-- INPUT RECORDS follows --

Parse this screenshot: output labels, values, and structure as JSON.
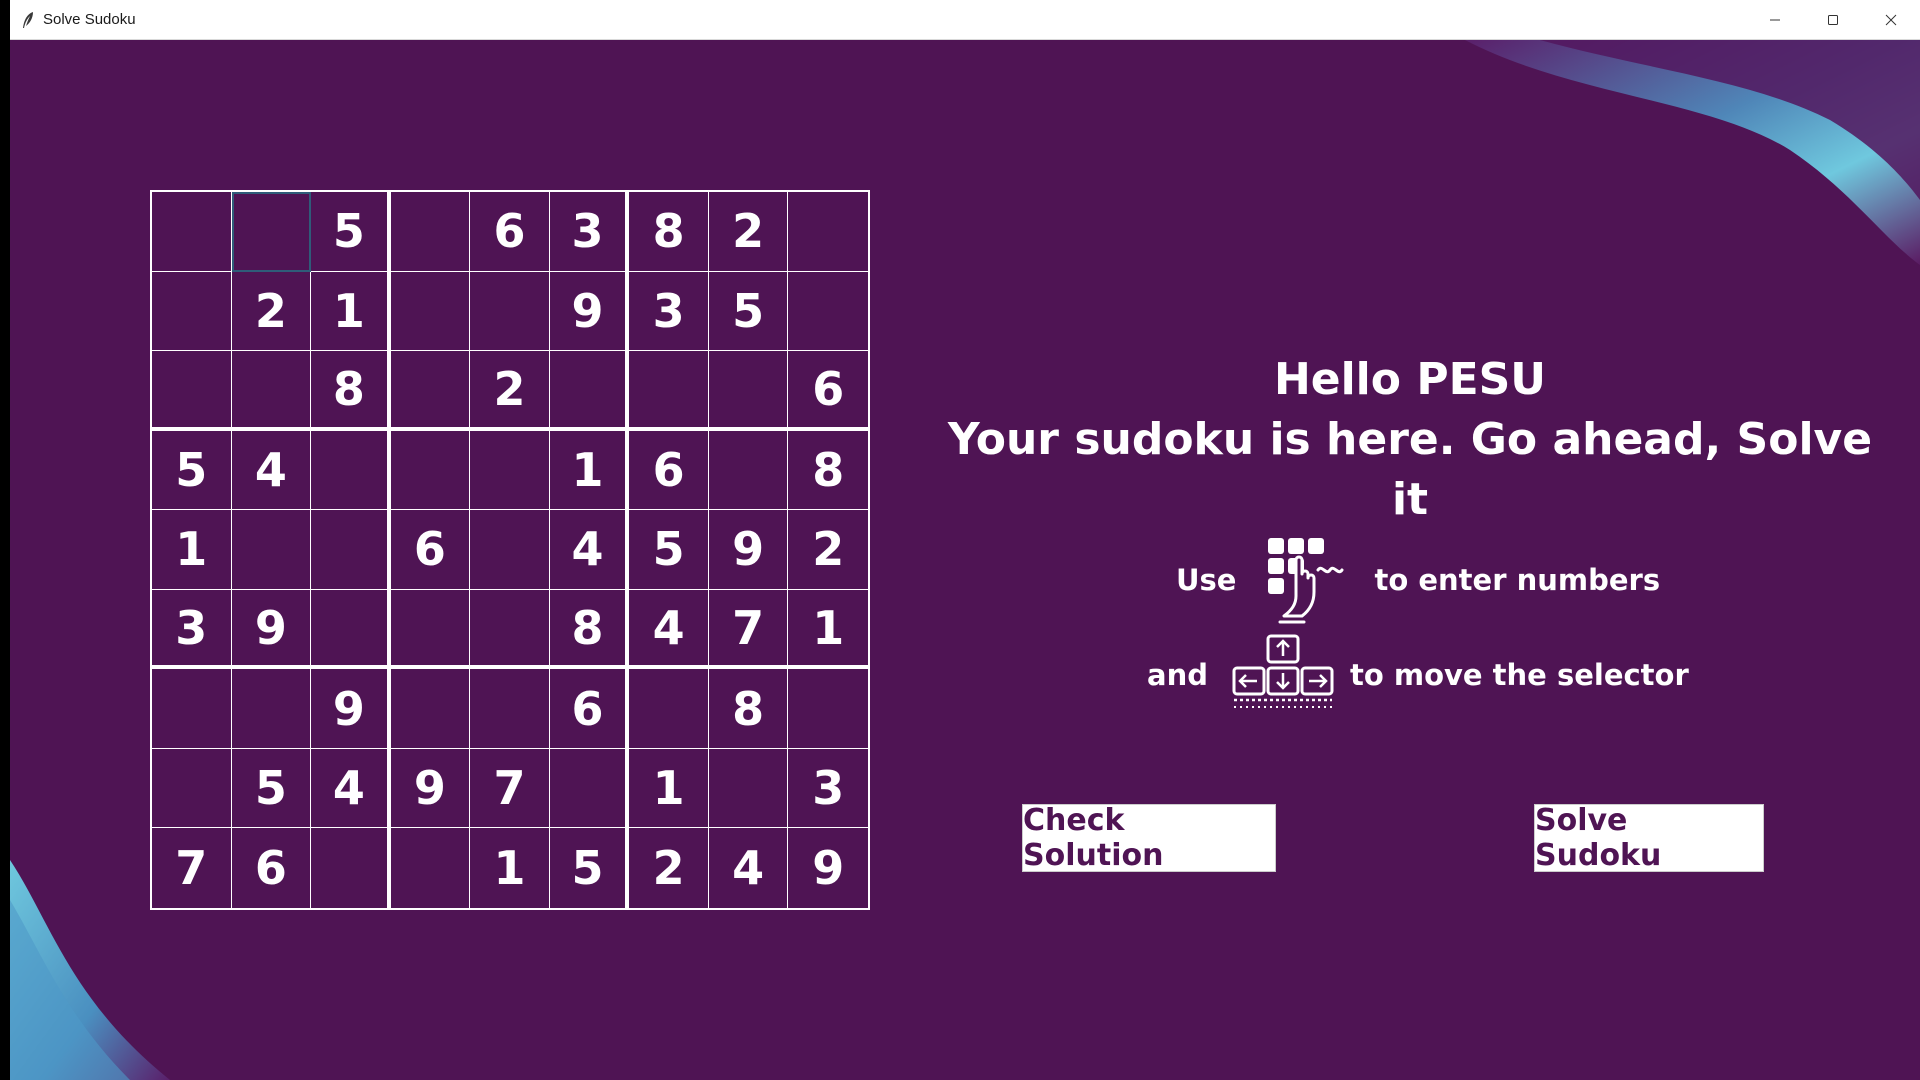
{
  "window": {
    "title": "Solve Sudoku",
    "icon": "feather-icon",
    "controls": [
      "minimize-icon",
      "maximize-icon",
      "close-icon"
    ]
  },
  "colors": {
    "background": "#4f1454",
    "accent_blob": "#5fb8d6",
    "grid_lines": "#ffffff",
    "selected_cell": "#2f5c79",
    "button_bg": "#ffffff",
    "button_text": "#4f1454"
  },
  "board": {
    "selected": {
      "row": 0,
      "col": 1
    },
    "rows": [
      [
        "",
        "",
        "5",
        "",
        "6",
        "3",
        "8",
        "2",
        ""
      ],
      [
        "",
        "2",
        "1",
        "",
        "",
        "9",
        "3",
        "5",
        ""
      ],
      [
        "",
        "",
        "8",
        "",
        "2",
        "",
        "",
        "",
        "6"
      ],
      [
        "5",
        "4",
        "",
        "",
        "",
        "1",
        "6",
        "",
        "8"
      ],
      [
        "1",
        "",
        "",
        "6",
        "",
        "4",
        "5",
        "9",
        "2"
      ],
      [
        "3",
        "9",
        "",
        "",
        "",
        "8",
        "4",
        "7",
        "1"
      ],
      [
        "",
        "",
        "9",
        "",
        "",
        "6",
        "",
        "8",
        ""
      ],
      [
        "",
        "5",
        "4",
        "9",
        "7",
        "",
        "1",
        "",
        "3"
      ],
      [
        "7",
        "6",
        "",
        "",
        "1",
        "5",
        "2",
        "4",
        "9"
      ]
    ]
  },
  "heading": {
    "greeting": "Hello PESU",
    "subtitle": "Your sudoku is here. Go ahead, Solve it"
  },
  "instructions": {
    "line1_prefix": "Use",
    "line1_icon": "numpad-touch-icon",
    "line1_suffix": "to enter numbers",
    "line2_prefix": "and",
    "line2_icon": "arrow-keys-icon",
    "line2_suffix": "to move the selector"
  },
  "buttons": {
    "check_label": "Check Solution",
    "solve_label": "Solve Sudoku"
  }
}
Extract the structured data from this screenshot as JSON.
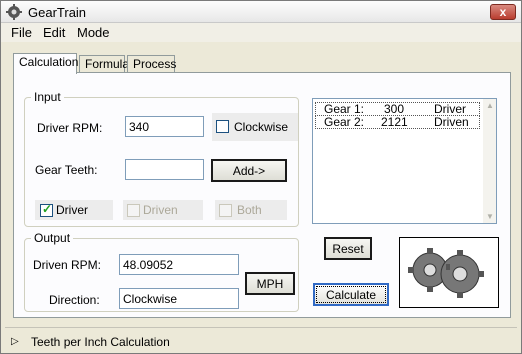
{
  "window": {
    "title": "GearTrain",
    "close_glyph": "x"
  },
  "menu": {
    "items": [
      "File",
      "Edit",
      "Mode"
    ]
  },
  "tabs": [
    {
      "label": "Calculation",
      "active": true
    },
    {
      "label": "Formula",
      "active": false
    },
    {
      "label": "Process",
      "active": false
    }
  ],
  "input_group": {
    "title": "Input",
    "driver_rpm_label": "Driver RPM:",
    "driver_rpm_value": "340",
    "clockwise_label": "Clockwise",
    "clockwise_checked": false,
    "gear_teeth_label": "Gear Teeth:",
    "gear_teeth_value": "",
    "add_button": "Add->",
    "driver_label": "Driver",
    "driver_checked": true,
    "driven_label": "Driven",
    "both_label": "Both"
  },
  "gear_list": {
    "rows": [
      {
        "name": "Gear 1:",
        "teeth": "300",
        "role": "Driver"
      },
      {
        "name": "Gear 2:",
        "teeth": "2121",
        "role": "Driven"
      }
    ]
  },
  "output_group": {
    "title": "Output",
    "driven_rpm_label": "Driven RPM:",
    "driven_rpm_value": "48.09052",
    "direction_label": "Direction:",
    "direction_value": "Clockwise",
    "mph_button": "MPH"
  },
  "buttons": {
    "reset": "Reset",
    "calculate": "Calculate"
  },
  "status": {
    "expander_glyph": "▷",
    "text": "Teeth per Inch Calculation"
  },
  "colors": {
    "accent": "#316ac5",
    "check": "#21a121",
    "frame": "#ece9d8"
  }
}
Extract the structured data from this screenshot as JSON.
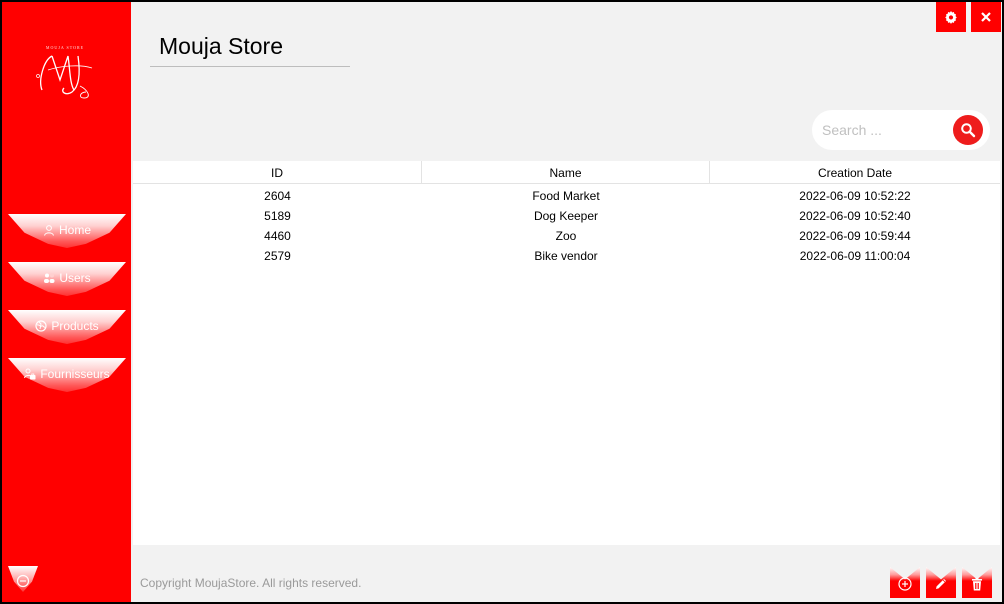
{
  "app": {
    "title": "Mouja Store",
    "logo_monogram": "MJ",
    "logo_caption": "MOUJA STORE"
  },
  "sidebar": {
    "items": [
      {
        "label": "Home",
        "icon": "user-icon"
      },
      {
        "label": "Users",
        "icon": "users-icon"
      },
      {
        "label": "Products",
        "icon": "globe-icon"
      },
      {
        "label": "Fournisseurs",
        "icon": "supplier-icon"
      }
    ],
    "logout_icon": "logout-icon"
  },
  "window_controls": {
    "settings_icon": "gear-icon",
    "close_icon": "close-icon"
  },
  "search": {
    "placeholder": "Search ...",
    "value": "",
    "icon": "search-icon"
  },
  "table": {
    "columns": [
      "ID",
      "Name",
      "Creation Date"
    ],
    "rows": [
      [
        "2604",
        "Food Market",
        "2022-06-09 10:52:22"
      ],
      [
        "5189",
        "Dog Keeper",
        "2022-06-09 10:52:40"
      ],
      [
        "4460",
        "Zoo",
        "2022-06-09 10:59:44"
      ],
      [
        "2579",
        "Bike vendor",
        "2022-06-09 11:00:04"
      ]
    ]
  },
  "footer": {
    "copyright": "Copyright MoujaStore. All rights reserved.",
    "actions": [
      {
        "name": "add",
        "icon": "plus-circle-icon"
      },
      {
        "name": "edit",
        "icon": "pencil-icon"
      },
      {
        "name": "delete",
        "icon": "trash-icon"
      }
    ]
  },
  "colors": {
    "accent": "#ff0000",
    "background": "#f2f2f2",
    "table_background": "#ffffff",
    "muted_text": "#9a9a9a"
  }
}
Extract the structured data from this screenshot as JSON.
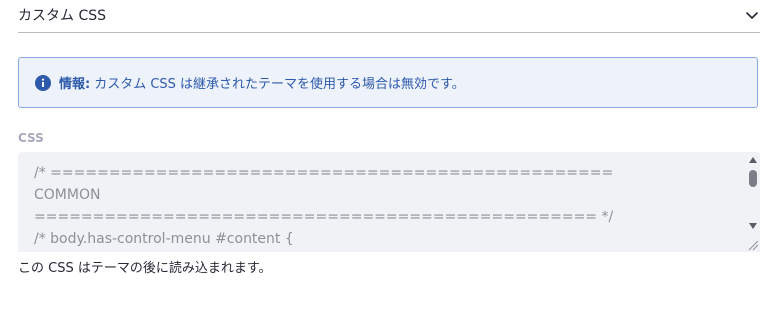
{
  "section": {
    "title": "カスタム CSS",
    "toggle_icon": "chevron-down-icon"
  },
  "alert": {
    "icon": "info-circle-icon",
    "lead": "情報:",
    "message": "カスタム CSS は継承されたテーマを使用する場合は無効です。"
  },
  "css_field": {
    "label": "CSS",
    "code": "/* ================================================\nCOMMON\n================================================ */\n/* body.has-control-menu #content {",
    "help_text": "この CSS はテーマの後に読み込まれます。"
  },
  "colors": {
    "alert_background": "#eef2fa",
    "alert_border": "#89a7e0",
    "alert_text": "#2e5aac",
    "editor_background": "#f1f2f5"
  }
}
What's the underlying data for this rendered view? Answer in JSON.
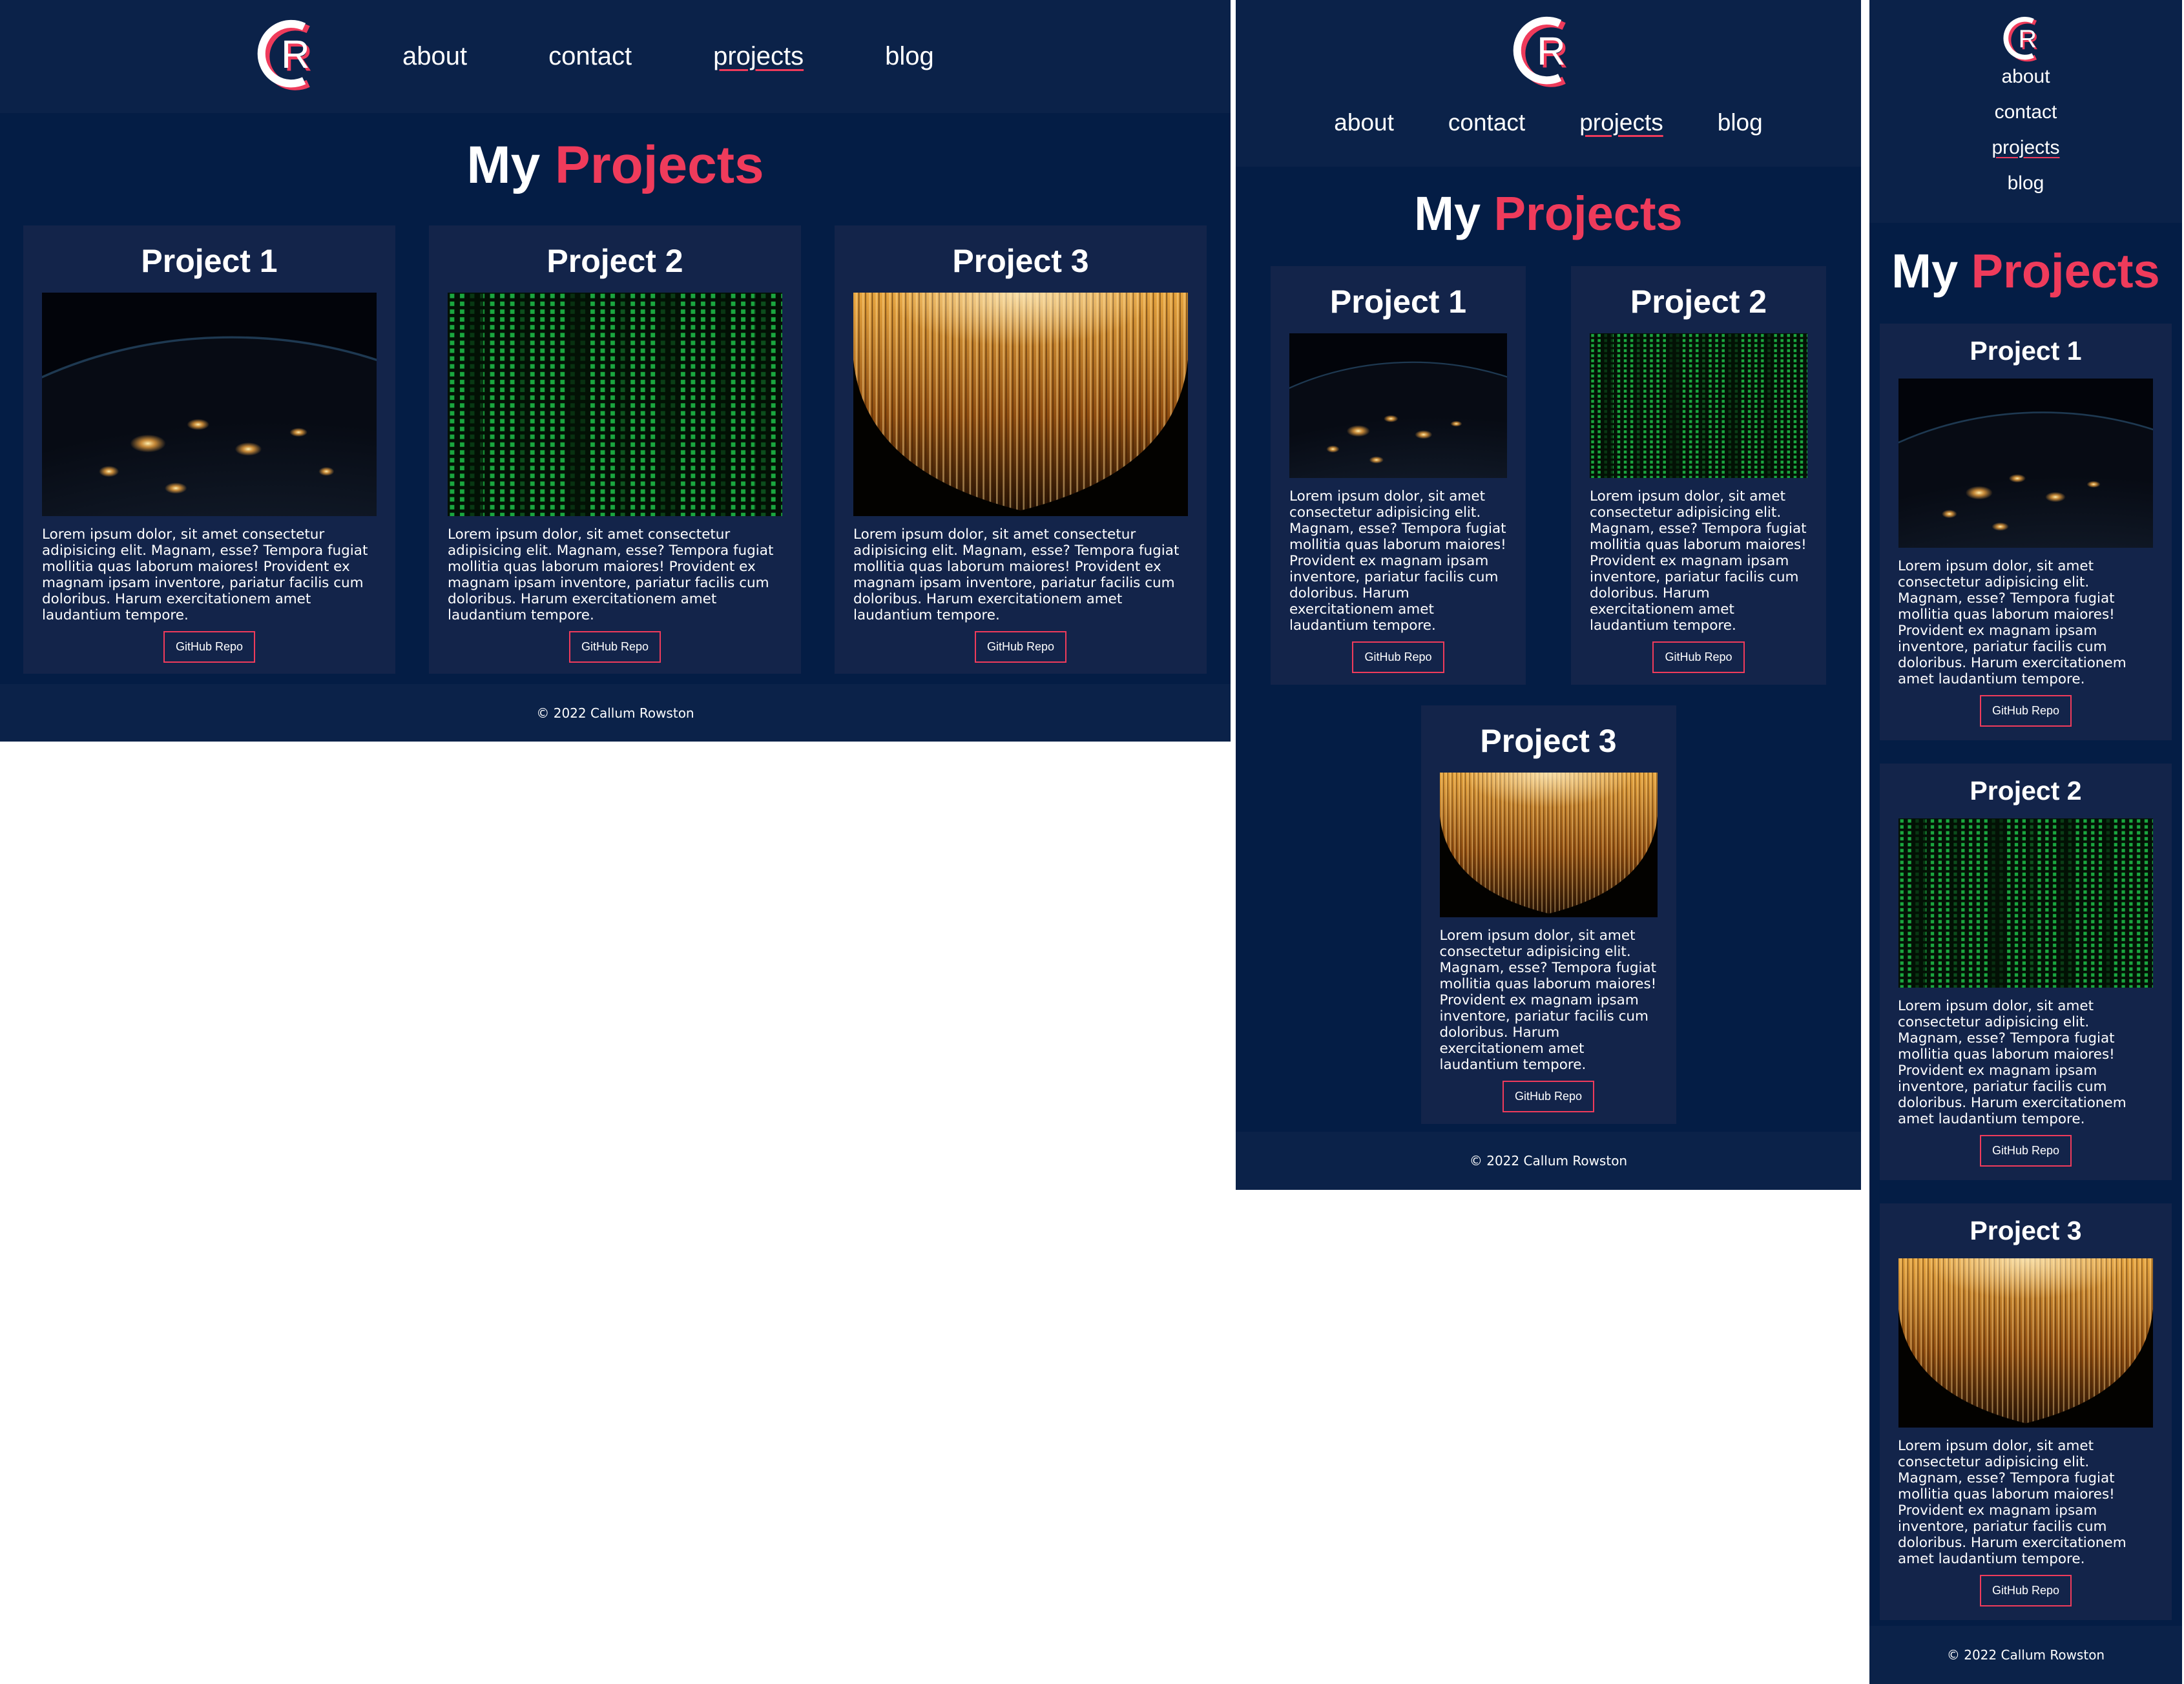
{
  "brand": {
    "logo_letters": "CR",
    "accent_color": "#ef3b5b",
    "nav_background": "#0b2249",
    "page_background": "#041d45",
    "card_background": "#13244a"
  },
  "nav": {
    "items": [
      {
        "label": "about"
      },
      {
        "label": "contact"
      },
      {
        "label": "projects",
        "active": true
      },
      {
        "label": "blog"
      }
    ]
  },
  "page": {
    "title_prefix": "My",
    "title_accent": "Projects"
  },
  "projects": [
    {
      "title": "Project 1",
      "image": "earth-at-night",
      "description": "Lorem ipsum dolor, sit amet consectetur adipisicing elit. Magnam, esse? Tempora fugiat mollitia quas laborum maiores! Provident ex magnam ipsam inventore, pariatur facilis cum doloribus. Harum exercitationem amet laudantium tempore.",
      "button": "GitHub Repo"
    },
    {
      "title": "Project 2",
      "image": "green-code-rain",
      "description": "Lorem ipsum dolor, sit amet consectetur adipisicing elit. Magnam, esse? Tempora fugiat mollitia quas laborum maiores! Provident ex magnam ipsam inventore, pariatur facilis cum doloribus. Harum exercitationem amet laudantium tempore.",
      "button": "GitHub Repo"
    },
    {
      "title": "Project 3",
      "image": "golden-light-streaks",
      "description": "Lorem ipsum dolor, sit amet consectetur adipisicing elit. Magnam, esse? Tempora fugiat mollitia quas laborum maiores! Provident ex magnam ipsam inventore, pariatur facilis cum doloribus. Harum exercitationem amet laudantium tempore.",
      "button": "GitHub Repo"
    }
  ],
  "footer": {
    "text": "© 2022 Callum Rowston"
  }
}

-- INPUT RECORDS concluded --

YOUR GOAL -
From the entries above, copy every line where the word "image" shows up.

ANSWER BOX -
      "image": "earth-at-night",
      "image": "green-code-rain",
      "image": "golden-light-streaks",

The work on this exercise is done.